WORK TASK —
Calculate how many lines in the following records hold the word "WDoubleBox", and report that number without comment.

INPUT RECORDS —
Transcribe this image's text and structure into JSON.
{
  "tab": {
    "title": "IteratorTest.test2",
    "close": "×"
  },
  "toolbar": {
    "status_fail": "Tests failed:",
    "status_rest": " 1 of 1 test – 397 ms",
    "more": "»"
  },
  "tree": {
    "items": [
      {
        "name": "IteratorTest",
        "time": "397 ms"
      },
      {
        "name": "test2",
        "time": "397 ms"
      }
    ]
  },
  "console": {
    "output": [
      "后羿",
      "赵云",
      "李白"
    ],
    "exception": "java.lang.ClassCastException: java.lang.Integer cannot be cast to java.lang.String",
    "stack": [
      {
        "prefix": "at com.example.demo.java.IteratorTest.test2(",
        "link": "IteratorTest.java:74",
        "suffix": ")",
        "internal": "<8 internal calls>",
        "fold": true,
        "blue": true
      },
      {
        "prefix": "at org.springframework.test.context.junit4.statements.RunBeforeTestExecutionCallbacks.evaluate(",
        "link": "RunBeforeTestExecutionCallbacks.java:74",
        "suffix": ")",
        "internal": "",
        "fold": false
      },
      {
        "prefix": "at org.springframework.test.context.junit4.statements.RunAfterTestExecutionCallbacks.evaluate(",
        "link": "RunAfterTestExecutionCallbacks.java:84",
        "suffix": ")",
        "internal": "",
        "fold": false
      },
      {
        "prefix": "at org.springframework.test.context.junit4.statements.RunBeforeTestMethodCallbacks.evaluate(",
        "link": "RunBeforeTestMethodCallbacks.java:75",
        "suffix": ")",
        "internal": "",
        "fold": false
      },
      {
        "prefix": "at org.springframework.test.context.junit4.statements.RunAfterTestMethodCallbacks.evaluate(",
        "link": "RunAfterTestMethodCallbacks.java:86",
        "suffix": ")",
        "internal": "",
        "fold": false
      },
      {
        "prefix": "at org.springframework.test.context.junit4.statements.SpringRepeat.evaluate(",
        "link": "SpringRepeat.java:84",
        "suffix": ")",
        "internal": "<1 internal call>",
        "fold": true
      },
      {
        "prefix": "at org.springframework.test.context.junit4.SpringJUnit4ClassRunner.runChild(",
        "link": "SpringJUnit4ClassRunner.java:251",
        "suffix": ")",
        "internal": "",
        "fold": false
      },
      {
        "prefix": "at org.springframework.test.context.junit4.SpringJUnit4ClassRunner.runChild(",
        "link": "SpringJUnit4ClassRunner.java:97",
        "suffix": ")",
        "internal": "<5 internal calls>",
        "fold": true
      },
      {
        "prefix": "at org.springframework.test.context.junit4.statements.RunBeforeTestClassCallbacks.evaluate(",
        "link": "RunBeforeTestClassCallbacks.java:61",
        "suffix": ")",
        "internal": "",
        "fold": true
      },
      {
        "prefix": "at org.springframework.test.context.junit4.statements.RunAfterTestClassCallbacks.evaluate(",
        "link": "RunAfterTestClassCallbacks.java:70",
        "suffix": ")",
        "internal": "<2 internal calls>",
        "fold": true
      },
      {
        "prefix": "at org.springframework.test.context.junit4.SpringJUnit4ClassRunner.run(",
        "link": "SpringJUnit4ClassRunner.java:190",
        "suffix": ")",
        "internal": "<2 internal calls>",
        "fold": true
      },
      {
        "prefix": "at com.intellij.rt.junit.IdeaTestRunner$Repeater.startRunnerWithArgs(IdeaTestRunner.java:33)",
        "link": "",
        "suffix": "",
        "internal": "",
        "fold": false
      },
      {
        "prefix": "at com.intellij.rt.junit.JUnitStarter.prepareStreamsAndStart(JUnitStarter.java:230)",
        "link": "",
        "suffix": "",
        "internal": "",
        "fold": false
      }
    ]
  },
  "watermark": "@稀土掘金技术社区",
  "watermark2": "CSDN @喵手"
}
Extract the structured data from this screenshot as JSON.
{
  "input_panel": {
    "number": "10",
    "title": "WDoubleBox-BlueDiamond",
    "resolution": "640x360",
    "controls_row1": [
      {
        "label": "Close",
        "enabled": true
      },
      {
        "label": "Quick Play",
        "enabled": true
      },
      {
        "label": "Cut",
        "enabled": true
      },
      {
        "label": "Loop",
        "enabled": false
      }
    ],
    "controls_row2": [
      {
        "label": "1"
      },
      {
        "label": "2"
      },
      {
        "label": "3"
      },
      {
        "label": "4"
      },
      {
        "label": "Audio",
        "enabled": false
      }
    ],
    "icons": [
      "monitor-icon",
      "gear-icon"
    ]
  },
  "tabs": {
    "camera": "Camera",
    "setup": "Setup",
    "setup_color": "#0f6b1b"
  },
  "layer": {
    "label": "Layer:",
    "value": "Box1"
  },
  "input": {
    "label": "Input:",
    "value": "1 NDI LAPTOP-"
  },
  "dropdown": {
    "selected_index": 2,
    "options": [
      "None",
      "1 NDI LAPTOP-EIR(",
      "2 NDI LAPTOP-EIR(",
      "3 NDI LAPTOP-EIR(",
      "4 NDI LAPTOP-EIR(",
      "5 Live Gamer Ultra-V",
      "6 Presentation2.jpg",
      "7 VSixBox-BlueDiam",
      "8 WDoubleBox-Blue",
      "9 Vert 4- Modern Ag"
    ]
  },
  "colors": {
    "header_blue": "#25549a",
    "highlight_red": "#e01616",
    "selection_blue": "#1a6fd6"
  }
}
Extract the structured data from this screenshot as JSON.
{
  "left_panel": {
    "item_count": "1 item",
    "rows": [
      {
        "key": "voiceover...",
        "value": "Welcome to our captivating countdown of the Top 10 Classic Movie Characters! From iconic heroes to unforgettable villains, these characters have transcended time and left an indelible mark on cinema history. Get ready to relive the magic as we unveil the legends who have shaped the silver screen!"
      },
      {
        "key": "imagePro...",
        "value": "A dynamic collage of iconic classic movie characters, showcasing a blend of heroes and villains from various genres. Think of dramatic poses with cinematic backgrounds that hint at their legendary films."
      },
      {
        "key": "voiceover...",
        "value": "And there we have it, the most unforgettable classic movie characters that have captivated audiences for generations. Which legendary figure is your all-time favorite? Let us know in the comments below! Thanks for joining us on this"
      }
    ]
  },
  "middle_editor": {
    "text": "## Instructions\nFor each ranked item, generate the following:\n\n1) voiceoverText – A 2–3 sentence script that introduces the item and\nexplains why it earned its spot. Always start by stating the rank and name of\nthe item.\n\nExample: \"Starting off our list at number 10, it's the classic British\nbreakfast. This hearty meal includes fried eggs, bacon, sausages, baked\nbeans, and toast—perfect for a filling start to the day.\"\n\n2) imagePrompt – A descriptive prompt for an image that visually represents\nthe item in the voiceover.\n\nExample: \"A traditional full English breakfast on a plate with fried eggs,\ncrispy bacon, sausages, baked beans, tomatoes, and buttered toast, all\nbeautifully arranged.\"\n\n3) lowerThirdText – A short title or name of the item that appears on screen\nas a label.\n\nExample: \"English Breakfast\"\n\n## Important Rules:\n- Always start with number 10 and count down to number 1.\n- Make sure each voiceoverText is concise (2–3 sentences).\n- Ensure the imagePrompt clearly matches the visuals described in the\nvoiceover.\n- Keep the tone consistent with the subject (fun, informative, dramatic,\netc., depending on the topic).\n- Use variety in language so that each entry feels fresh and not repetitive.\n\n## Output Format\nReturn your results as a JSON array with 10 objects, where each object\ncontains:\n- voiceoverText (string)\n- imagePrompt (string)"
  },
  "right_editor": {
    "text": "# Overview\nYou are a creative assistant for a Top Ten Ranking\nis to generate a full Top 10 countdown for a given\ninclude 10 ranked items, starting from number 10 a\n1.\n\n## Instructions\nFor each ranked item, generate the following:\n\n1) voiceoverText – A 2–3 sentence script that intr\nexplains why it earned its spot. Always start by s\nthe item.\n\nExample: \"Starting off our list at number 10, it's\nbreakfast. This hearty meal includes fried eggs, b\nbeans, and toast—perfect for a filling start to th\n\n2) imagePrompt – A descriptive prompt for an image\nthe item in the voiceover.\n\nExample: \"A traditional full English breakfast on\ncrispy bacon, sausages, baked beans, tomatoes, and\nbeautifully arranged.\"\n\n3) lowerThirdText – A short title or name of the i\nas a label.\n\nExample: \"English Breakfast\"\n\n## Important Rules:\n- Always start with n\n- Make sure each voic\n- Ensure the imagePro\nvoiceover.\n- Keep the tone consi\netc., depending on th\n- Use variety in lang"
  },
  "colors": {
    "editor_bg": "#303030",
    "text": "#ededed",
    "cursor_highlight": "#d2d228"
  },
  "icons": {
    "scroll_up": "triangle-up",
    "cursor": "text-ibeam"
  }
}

YOUR RESPONSE —
2